[THE TASK]: Each line below with the word "Services" needs to be copied.

** Opening STORED DATA block **

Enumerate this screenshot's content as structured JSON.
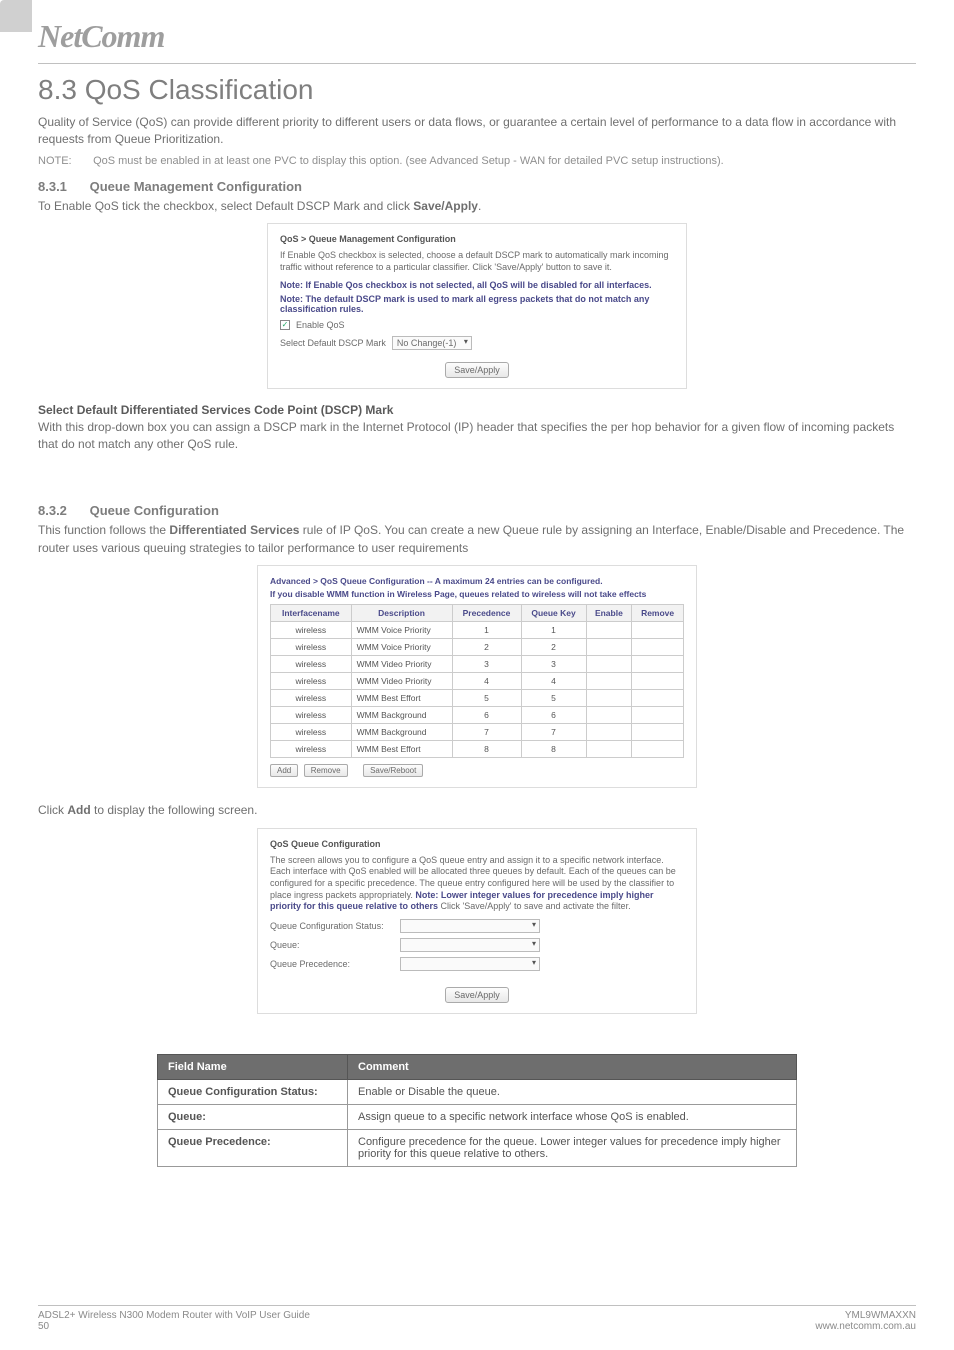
{
  "brand": {
    "logo": "NetComm"
  },
  "headings": {
    "h1": "8.3 QoS Classification",
    "h2a_num": "8.3.1",
    "h2a": "Queue Management Configuration",
    "h2b_num": "8.3.2",
    "h2b": "Queue Configuration",
    "dscp_title": "Select Default Differentiated Services Code Point (DSCP) Mark"
  },
  "paras": {
    "intro": "Quality of Service (QoS) can provide different priority to different users or data flows, or guarantee a certain level of performance to a data flow in accordance with requests from Queue Prioritization.",
    "note_label": "NOTE:",
    "note_text": "QoS must be enabled in at least one PVC to display this option. (see Advanced Setup - WAN for detailed PVC setup instructions).",
    "enable_line_a": "To Enable QoS tick the checkbox, select Default DSCP Mark and click ",
    "enable_line_b": "Save/Apply",
    "enable_line_c": ".",
    "dscp_body": "With this drop-down box you can assign a DSCP mark in the Internet Protocol (IP) header that specifies the per hop behavior for a given flow of incoming packets that do not match any other QoS rule.",
    "qconf_a": "This function follows the ",
    "qconf_b": "Differentiated Services",
    "qconf_c": " rule of IP QoS. You can create a new Queue rule by assigning an Interface, Enable/Disable and Precedence. The router uses various queuing strategies to tailor performance to user requirements",
    "click_add_a": "Click ",
    "click_add_b": "Add",
    "click_add_c": " to display the following screen."
  },
  "ss1": {
    "title": "QoS > Queue Management Configuration",
    "text": "If Enable QoS checkbox is selected, choose a default DSCP mark to automatically mark incoming traffic without reference to a particular classifier. Click 'Save/Apply' button to save it.",
    "note1": "Note: If Enable Qos checkbox is not selected, all QoS will be disabled for all interfaces.",
    "note2": "Note: The default DSCP mark is used to mark all egress packets that do not match any classification rules.",
    "checkbox": "Enable QoS",
    "dscp_label": "Select Default DSCP Mark",
    "dscp_value": "No Change(-1)",
    "btn": "Save/Apply"
  },
  "ss2": {
    "header1": "Advanced > QoS Queue Configuration -- A maximum 24 entries can be configured.",
    "header2": "If you disable WMM function in Wireless Page, queues related to wireless will not take effects",
    "cols": [
      "Interfacename",
      "Description",
      "Precedence",
      "Queue Key",
      "Enable",
      "Remove"
    ],
    "rows": [
      {
        "iface": "wireless",
        "desc": "WMM Voice Priority",
        "prec": "1",
        "key": "1"
      },
      {
        "iface": "wireless",
        "desc": "WMM Voice Priority",
        "prec": "2",
        "key": "2"
      },
      {
        "iface": "wireless",
        "desc": "WMM Video Priority",
        "prec": "3",
        "key": "3"
      },
      {
        "iface": "wireless",
        "desc": "WMM Video Priority",
        "prec": "4",
        "key": "4"
      },
      {
        "iface": "wireless",
        "desc": "WMM Best Effort",
        "prec": "5",
        "key": "5"
      },
      {
        "iface": "wireless",
        "desc": "WMM Background",
        "prec": "6",
        "key": "6"
      },
      {
        "iface": "wireless",
        "desc": "WMM Background",
        "prec": "7",
        "key": "7"
      },
      {
        "iface": "wireless",
        "desc": "WMM Best Effort",
        "prec": "8",
        "key": "8"
      }
    ],
    "btn_add": "Add",
    "btn_remove": "Remove",
    "btn_save": "Save/Reboot"
  },
  "ss3": {
    "title": "QoS Queue Configuration",
    "text": "The screen allows you to configure a QoS queue entry and assign it to a specific network interface. Each interface with QoS enabled will be allocated three queues by default. Each of the queues can be configured for a specific precedence. The queue entry configured here will be used by the classifier to place ingress packets appropriately. ",
    "strong": "Note: Lower integer values for precedence imply higher priority for this queue relative to others",
    "tail": " Click 'Save/Apply' to save and activate the filter.",
    "labels": {
      "status": "Queue Configuration Status:",
      "queue": "Queue:",
      "precedence": "Queue Precedence:"
    },
    "btn": "Save/Apply"
  },
  "field_table": {
    "cols": [
      "Field Name",
      "Comment"
    ],
    "rows": [
      {
        "name": "Queue Configuration Status:",
        "comment": "Enable or Disable the queue."
      },
      {
        "name": "Queue:",
        "comment": "Assign queue to a specific network interface whose QoS is enabled."
      },
      {
        "name": "Queue Precedence:",
        "comment": "Configure precedence for the queue. Lower integer values for precedence imply higher priority for this queue relative to others."
      }
    ]
  },
  "footer": {
    "left1": "ADSL2+ Wireless N300 Modem Router with VoIP User Guide",
    "left2": "50",
    "right1": "YML9WMAXXN",
    "right2": "www.netcomm.com.au"
  }
}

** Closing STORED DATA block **

[RESULT]:
    "dscp_title": "Select Default Differentiated Services Code Point (DSCP) Mark"
    "qconf_b": "Differentiated Services",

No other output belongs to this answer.